- What is needed -
The required lines are those that contain "desc"; pull them out of the data and copy them.

##### Given records

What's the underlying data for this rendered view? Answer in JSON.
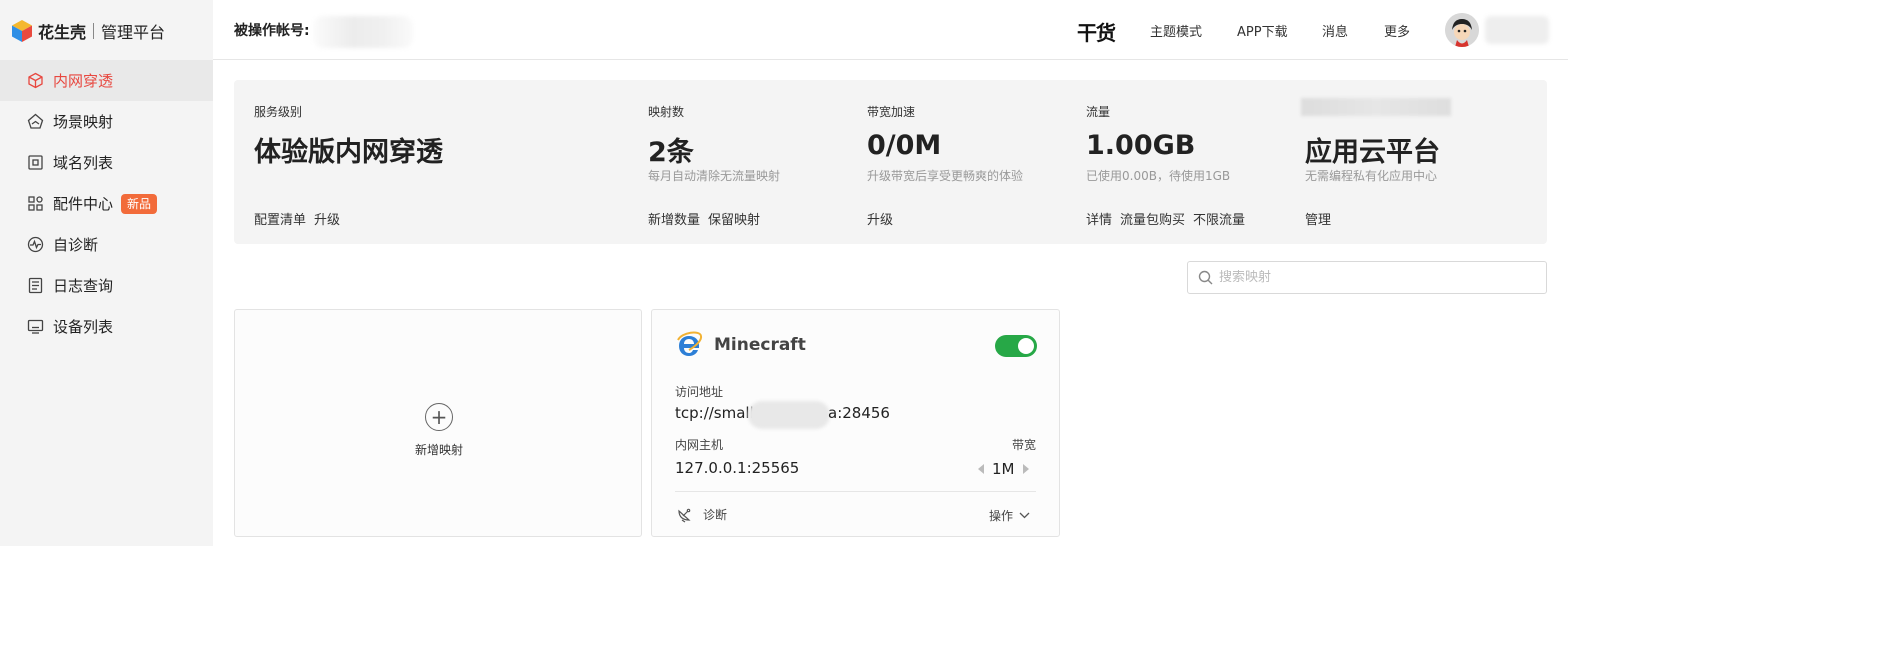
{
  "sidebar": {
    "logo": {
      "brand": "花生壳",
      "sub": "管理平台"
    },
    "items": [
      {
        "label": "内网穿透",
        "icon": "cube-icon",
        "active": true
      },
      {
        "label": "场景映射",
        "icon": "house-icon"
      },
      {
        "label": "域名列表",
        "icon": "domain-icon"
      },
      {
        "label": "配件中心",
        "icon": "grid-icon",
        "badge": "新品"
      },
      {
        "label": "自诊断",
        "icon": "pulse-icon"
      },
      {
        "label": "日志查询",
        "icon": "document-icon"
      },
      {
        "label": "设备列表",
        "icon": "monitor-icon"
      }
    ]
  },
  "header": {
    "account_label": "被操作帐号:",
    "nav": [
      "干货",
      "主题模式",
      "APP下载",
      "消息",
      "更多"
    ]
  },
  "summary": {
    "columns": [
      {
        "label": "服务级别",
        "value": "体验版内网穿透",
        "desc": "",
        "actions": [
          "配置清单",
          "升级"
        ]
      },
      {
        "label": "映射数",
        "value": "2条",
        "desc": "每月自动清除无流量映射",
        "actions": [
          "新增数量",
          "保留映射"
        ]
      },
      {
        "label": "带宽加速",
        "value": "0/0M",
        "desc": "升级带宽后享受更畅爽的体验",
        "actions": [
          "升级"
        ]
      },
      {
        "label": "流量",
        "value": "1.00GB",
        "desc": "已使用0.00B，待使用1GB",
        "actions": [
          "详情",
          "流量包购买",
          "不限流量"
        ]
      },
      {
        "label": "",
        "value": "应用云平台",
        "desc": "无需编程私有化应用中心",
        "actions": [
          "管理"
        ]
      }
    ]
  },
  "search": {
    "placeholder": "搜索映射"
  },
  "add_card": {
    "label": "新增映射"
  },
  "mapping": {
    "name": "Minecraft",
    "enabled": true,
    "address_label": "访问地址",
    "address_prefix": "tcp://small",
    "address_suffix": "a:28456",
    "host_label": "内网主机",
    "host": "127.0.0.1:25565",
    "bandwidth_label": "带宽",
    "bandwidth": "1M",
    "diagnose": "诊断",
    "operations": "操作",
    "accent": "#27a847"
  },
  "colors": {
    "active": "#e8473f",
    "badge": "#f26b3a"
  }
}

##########

- Response area -
        "desc": "",
        "desc": "每月自动清除无流量映射",
        "desc": "升级带宽后享受更畅爽的体验",
        "desc": "已使用0.00B，待使用1GB",
        "desc": "无需编程私有化应用中心",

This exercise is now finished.